I find it a little dismaying that I can reach back twenty-five years to find reviews that are incredibly pertinent to new blockbuster-wannabe releases. James Cameron attests that the latest stab at perpetuating the franchise, Terminator: Genisys, is the true follow-up to his own final cinematic word the adventures of Sarah Connor and the cyborg assassin from the future. (I’m pretty sure he also once maintained that the theme park attraction he helped direct is also canon.) I don’t blame him for disavowing the other movies, but I know at least a couple people who would argue vehemently (preferably over beers) that Terminator: The Sarah Connor Chronicles needs to be given its due. The review pulled up from the archives here was written for an edition of our radio show that served to wrap-up the summer, hence the concern about grosses and budget. And isn’t it cute that there was incredible worry about the precedent of a nine-figure budget? On that front, it’s also worth noting that the 1991 summer-topping gross is well below the opening weekend earnings for Jurassic World, a development that isn’t entirely explained by inflation. I apologize for my abuse of the word “literally” in the opening paragraph.

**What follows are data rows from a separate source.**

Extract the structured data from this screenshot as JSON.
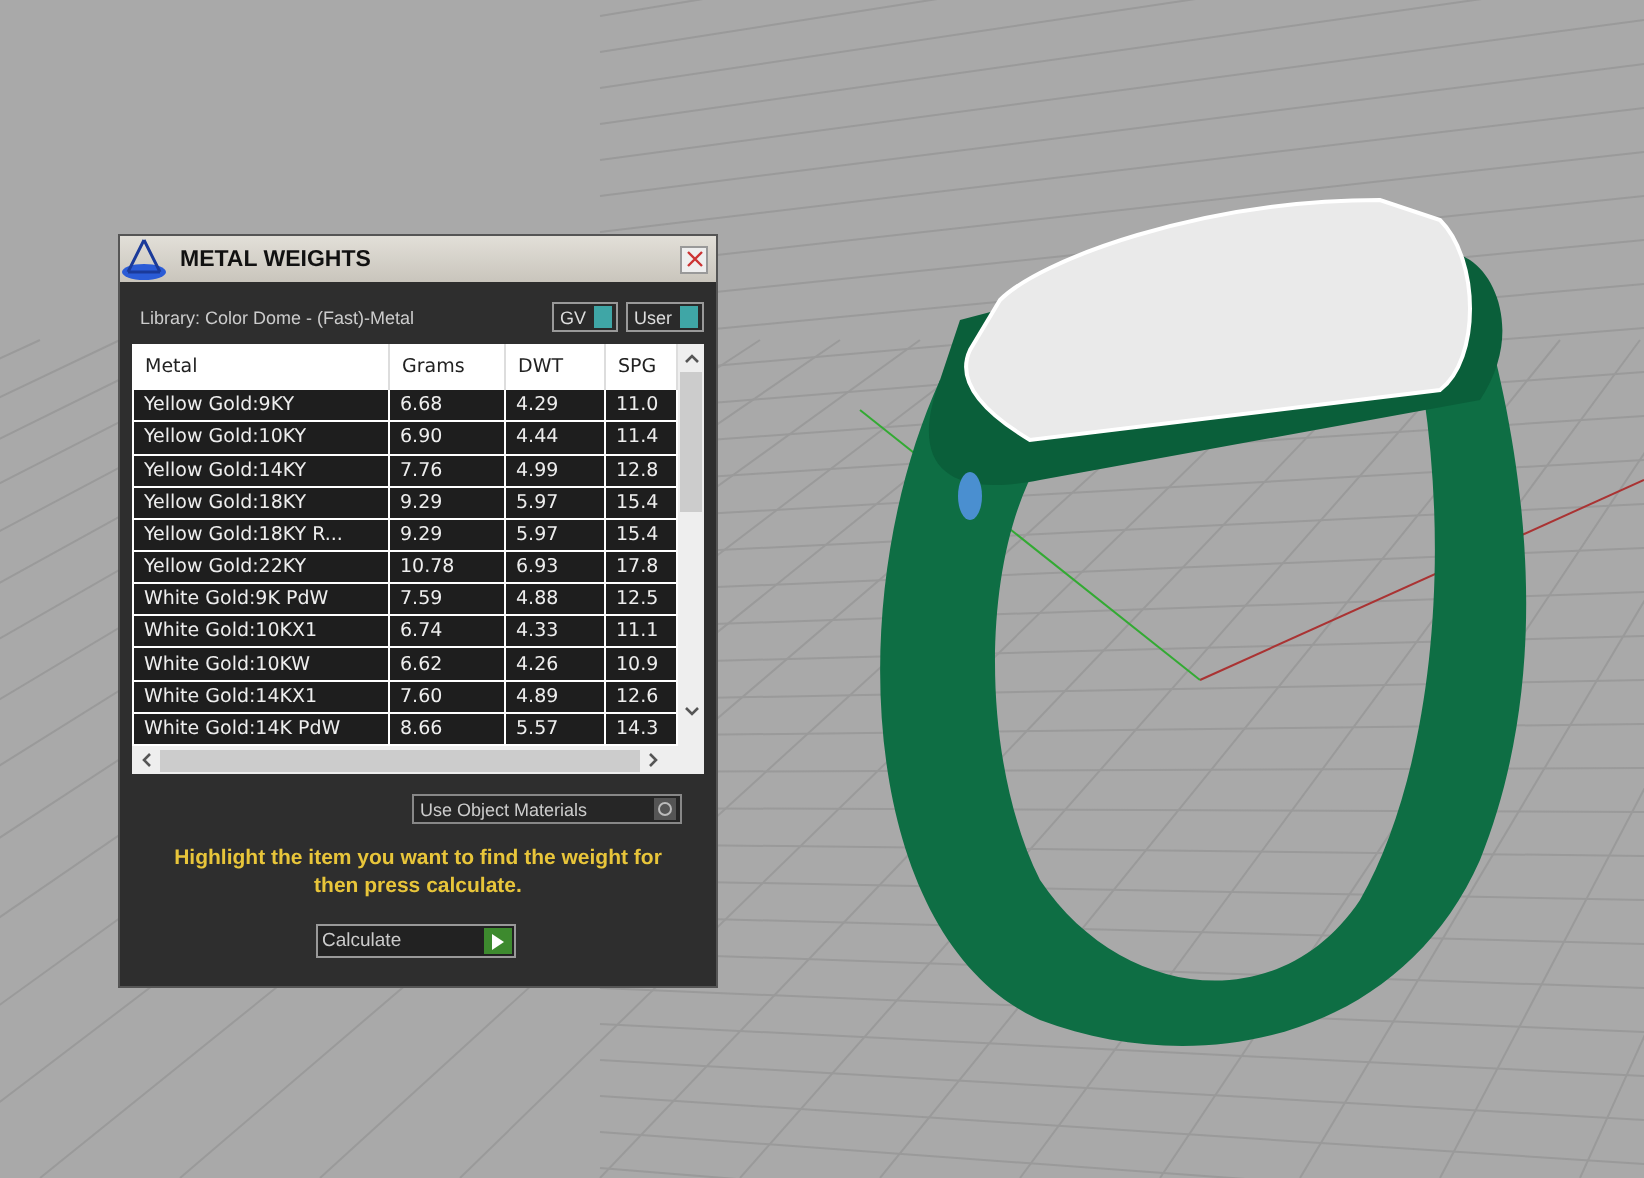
{
  "panel": {
    "title": "METAL WEIGHTS",
    "library": "Library: Color Dome - (Fast)-Metal",
    "toggles": [
      "GV",
      "User"
    ],
    "table": {
      "columns": [
        "Metal",
        "Grams",
        "DWT",
        "SPG"
      ],
      "rows": [
        [
          "Yellow Gold:9KY",
          "6.68",
          "4.29",
          "11.0"
        ],
        [
          "Yellow Gold:10KY",
          "6.90",
          "4.44",
          "11.4"
        ],
        [
          "Yellow Gold:14KY",
          "7.76",
          "4.99",
          "12.8"
        ],
        [
          "Yellow Gold:18KY",
          "9.29",
          "5.97",
          "15.4"
        ],
        [
          "Yellow Gold:18KY R...",
          "9.29",
          "5.97",
          "15.4"
        ],
        [
          "Yellow Gold:22KY",
          "10.78",
          "6.93",
          "17.8"
        ],
        [
          "White Gold:9K PdW",
          "7.59",
          "4.88",
          "12.5"
        ],
        [
          "White Gold:10KX1",
          "6.74",
          "4.33",
          "11.1"
        ],
        [
          "White Gold:10KW",
          "6.62",
          "4.26",
          "10.9"
        ],
        [
          "White Gold:14KX1",
          "7.60",
          "4.89",
          "12.6"
        ],
        [
          "White Gold:14K PdW",
          "8.66",
          "5.57",
          "14.3"
        ]
      ]
    },
    "use_object_materials": "Use Object Materials",
    "hint": "Highlight the item you want to find the weight for then press calculate.",
    "calculate": "Calculate"
  }
}
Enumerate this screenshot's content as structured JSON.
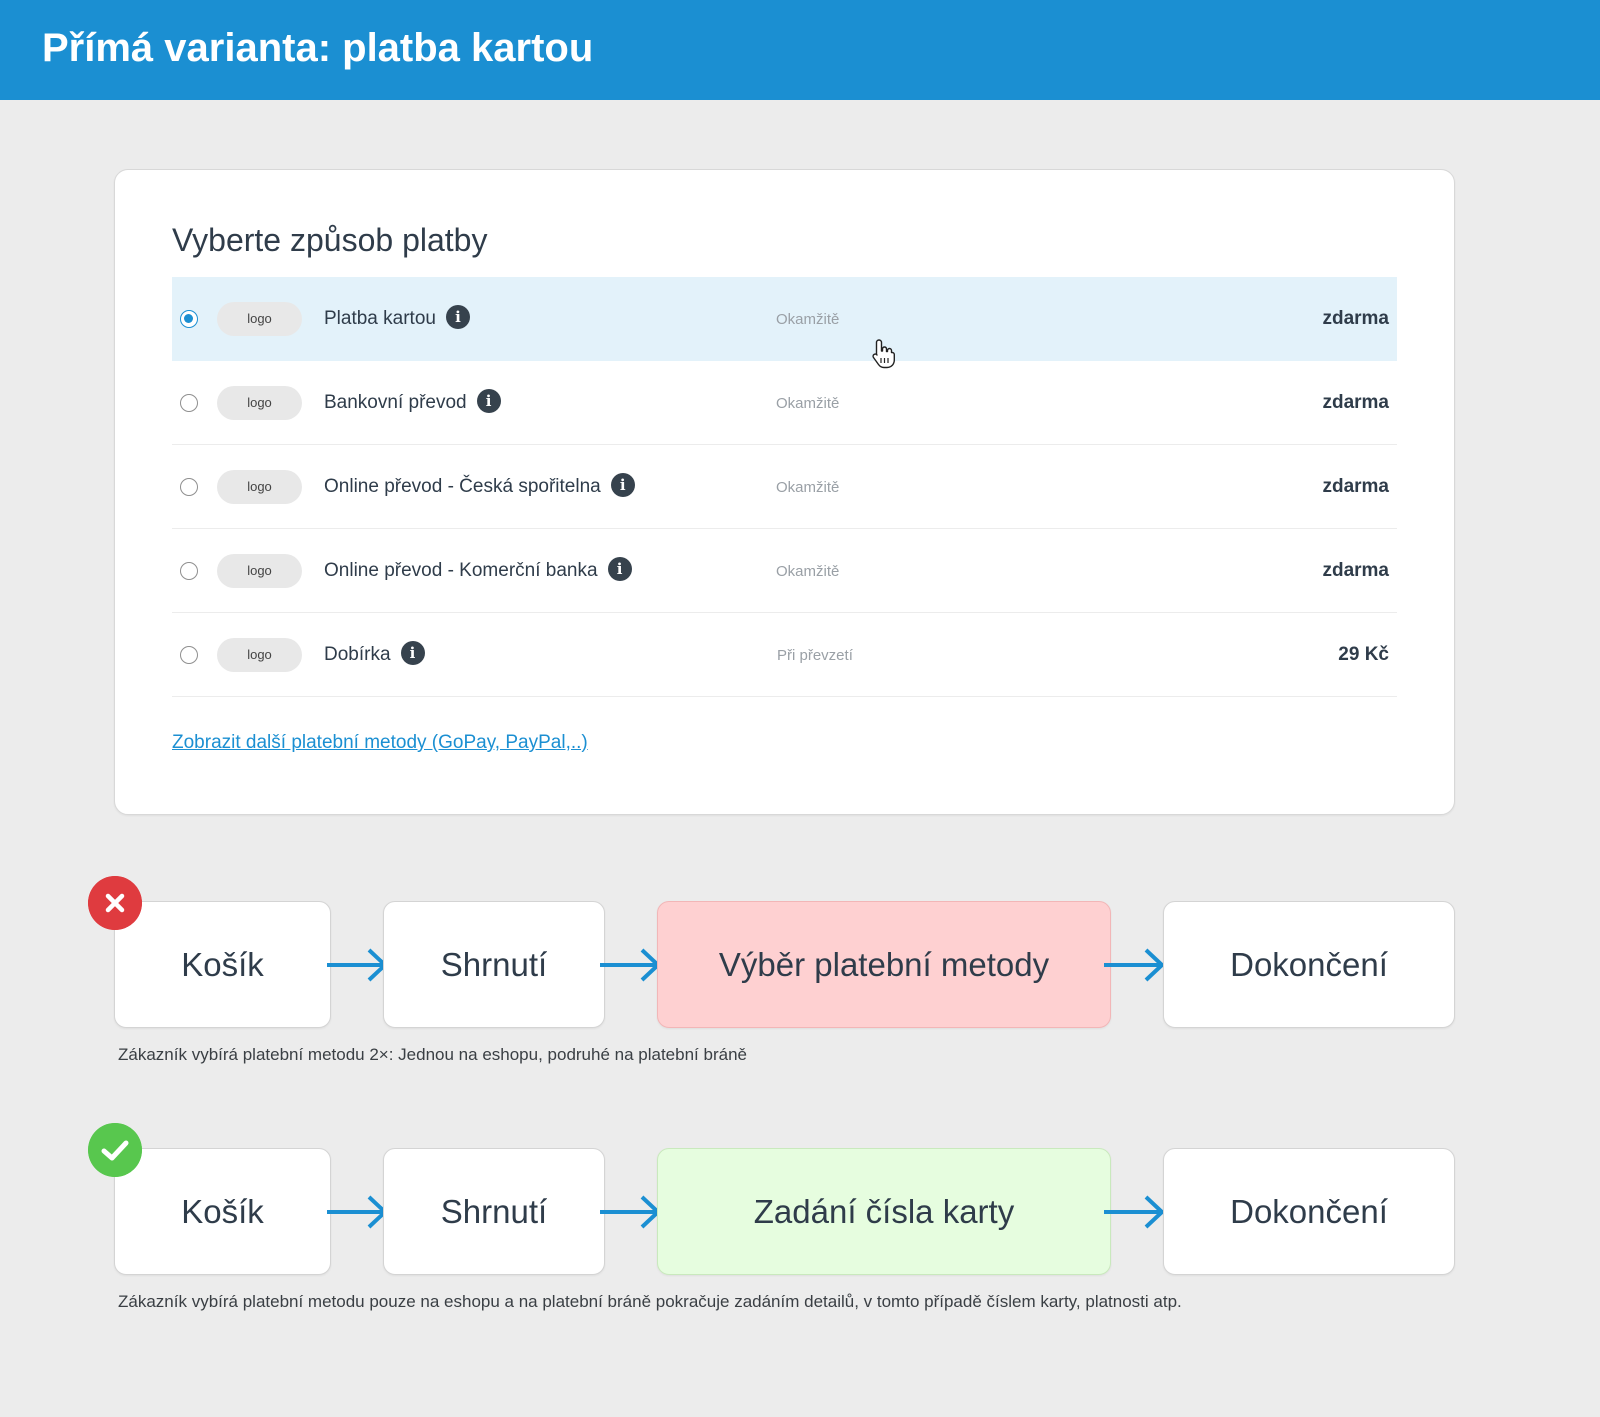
{
  "header": {
    "title": "Přímá varianta: platba kartou"
  },
  "colors": {
    "accent": "#1b8fd2",
    "bad": "#fed0d1",
    "good": "#e6fddf",
    "error_badge": "#df3b3f",
    "success_badge": "#58c74e"
  },
  "payment": {
    "title": "Vyberte způsob platby",
    "methods": [
      {
        "logo": "logo",
        "name": "Platba kartou",
        "timing": "Okamžitě",
        "price": "zdarma",
        "selected": true
      },
      {
        "logo": "logo",
        "name": "Bankovní převod",
        "timing": "Okamžitě",
        "price": "zdarma",
        "selected": false
      },
      {
        "logo": "logo",
        "name": "Online převod - Česká spořitelna",
        "timing": "Okamžitě",
        "price": "zdarma",
        "selected": false
      },
      {
        "logo": "logo",
        "name": "Online převod - Komerční banka",
        "timing": "Okamžitě",
        "price": "zdarma",
        "selected": false
      },
      {
        "logo": "logo",
        "name": "Dobírka",
        "timing": "Při převzetí",
        "price": "29 Kč",
        "selected": false
      }
    ],
    "more_link": "Zobrazit další platební metody (GoPay, PayPal,..)"
  },
  "flows": [
    {
      "status": "bad",
      "badge_icon": "x-icon",
      "steps": [
        "Košík",
        "Shrnutí",
        "Výběr platební metody",
        "Dokončení"
      ],
      "caption": "Zákazník vybírá platební metodu 2×: Jednou na eshopu, podruhé na platební bráně"
    },
    {
      "status": "good",
      "badge_icon": "checkmark-icon",
      "steps": [
        "Košík",
        "Shrnutí",
        "Zadání čísla karty",
        "Dokončení"
      ],
      "caption": "Zákazník vybírá platební metodu pouze na eshopu a na platební bráně pokračuje zadáním detailů, v tomto případě číslem karty, platnosti atp."
    }
  ]
}
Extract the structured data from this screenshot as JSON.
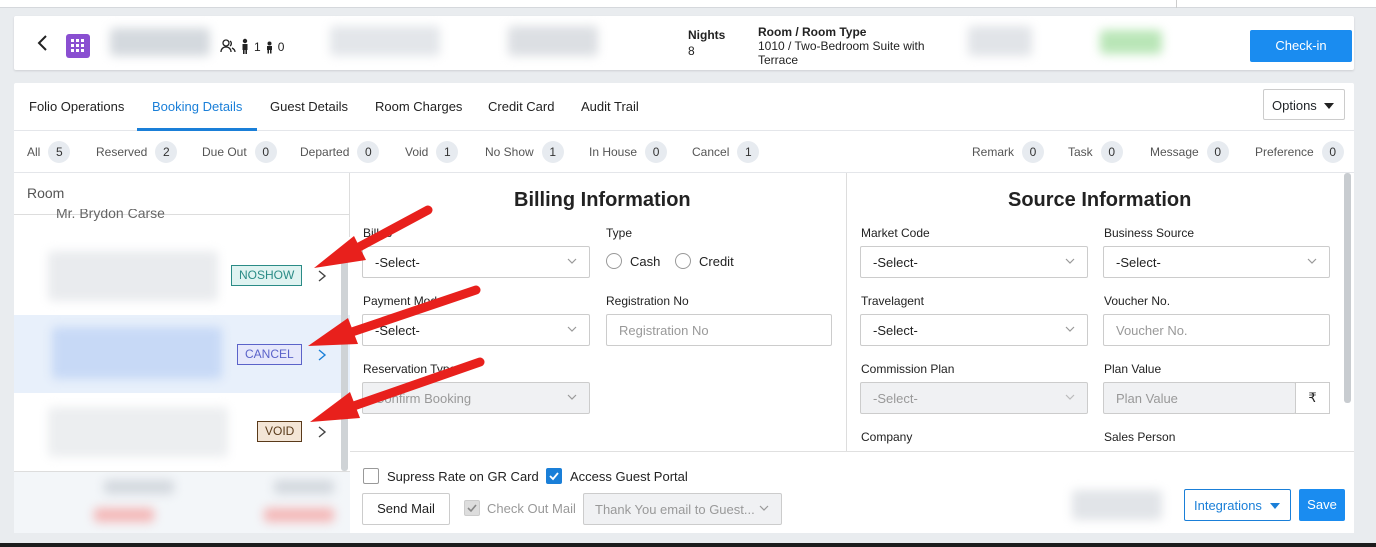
{
  "header": {
    "nights_label": "Nights",
    "nights_value": "8",
    "room_label": "Room / Room Type",
    "room_value": "1010 / Two-Bedroom Suite with Terrace",
    "adults": "1",
    "children": "0",
    "checkin_label": "Check-in"
  },
  "tabs": [
    {
      "label": "Folio Operations"
    },
    {
      "label": "Booking Details"
    },
    {
      "label": "Guest Details"
    },
    {
      "label": "Room Charges"
    },
    {
      "label": "Credit Card"
    },
    {
      "label": "Audit Trail"
    }
  ],
  "active_tab": "Booking Details",
  "options_label": "Options",
  "status_counts": [
    {
      "label": "All",
      "count": "5"
    },
    {
      "label": "Reserved",
      "count": "2"
    },
    {
      "label": "Due Out",
      "count": "0"
    },
    {
      "label": "Departed",
      "count": "0"
    },
    {
      "label": "Void",
      "count": "1"
    },
    {
      "label": "No Show",
      "count": "1"
    },
    {
      "label": "In House",
      "count": "0"
    },
    {
      "label": "Cancel",
      "count": "1"
    }
  ],
  "note_counts": [
    {
      "label": "Remark",
      "count": "0"
    },
    {
      "label": "Task",
      "count": "0"
    },
    {
      "label": "Message",
      "count": "0"
    },
    {
      "label": "Preference",
      "count": "0"
    }
  ],
  "room_panel": {
    "header": "Room",
    "partial_guest": "Mr. Brydon Carse",
    "items": [
      {
        "status": "NOSHOW"
      },
      {
        "status": "CANCEL"
      },
      {
        "status": "VOID"
      }
    ]
  },
  "billing": {
    "title": "Billing Information",
    "bill_to_label": "Bill to",
    "bill_to_value": "-Select-",
    "type_label": "Type",
    "type_cash": "Cash",
    "type_credit": "Credit",
    "payment_mode_label": "Payment Mode",
    "payment_mode_value": "-Select-",
    "registration_label": "Registration No",
    "registration_placeholder": "Registration No",
    "reservation_type_label": "Reservation Type",
    "reservation_type_value": "Confirm Booking"
  },
  "source": {
    "title": "Source Information",
    "market_code_label": "Market Code",
    "market_code_value": "-Select-",
    "business_source_label": "Business Source",
    "business_source_value": "-Select-",
    "travelagent_label": "Travelagent",
    "travelagent_value": "-Select-",
    "voucher_label": "Voucher No.",
    "voucher_placeholder": "Voucher No.",
    "commission_label": "Commission Plan",
    "commission_value": "-Select-",
    "plan_value_label": "Plan Value",
    "plan_value_placeholder": "Plan Value",
    "currency_symbol": "₹",
    "company_label": "Company",
    "sales_person_label": "Sales Person"
  },
  "footer": {
    "supress_label": "Supress Rate on GR Card",
    "access_portal_label": "Access Guest Portal",
    "send_mail_label": "Send Mail",
    "checkout_mail_label": "Check Out Mail",
    "email_template_value": "Thank You email to Guest...",
    "integrations_label": "Integrations",
    "save_label": "Save"
  },
  "colors": {
    "accent": "#1a8cf0",
    "noshow_bg": "#dff3f1",
    "noshow_text": "#2a8b86",
    "cancel_bg": "#e6e8fb",
    "cancel_text": "#5b63c9",
    "void_bg": "#f3e5d6",
    "void_text": "#5a3a1a",
    "annotation_arrow": "#e8201c"
  }
}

In retrospect, it should have been absolutely obvious what the number one movie of the summer was going to be. The biggest star in the world, a gargantuan budget that had literally everyone talking, a Fourth of July weekend opening date, and it’s the sequel to a film that dig respectable in its initial release but has developed a strong and sizable legion of fans ever since. Did we really all think that the inevitable R rating was going to keep people from going to see TERMINATOR 2: JUDGMENT DAY?
Well, I suppose the big letter did keep some people out of the theater, but not enough to stop T2 from plowing over all the competition for the month of July and becoming the top grossing film of the summer and the year to date. And people had a lot to talk about after leaving the theater. There were the mind-blowing, staggering special effects that director James Cameron and the Oscar-bound visual effects crew dreamed up. There was also the attention-getting performance by Linda Hamilton, who may have put the Beauty and the Beast image to rest forever with her urgent, tough-as-roofing-nails turn as Sarah Connor. And then there was the message among the mayhem. Though T2 was full of the carnage expected and demanded from a summertime actionfest, it didn’t celebrate it, effectively making the point that human life is a precious thing, a thing that doesn’t deserve to be mindlessly terminated.
And of course people still talk about the budget that came desperately close to the one hundred million dollar mark. But after the opening weekend grosses were in, it seemed like a far less important subject. And by the end of the summer, when it was reported that TERMINATOR 2 had brought in $183.1 million dollars, people didn’t talk about that budget much at all.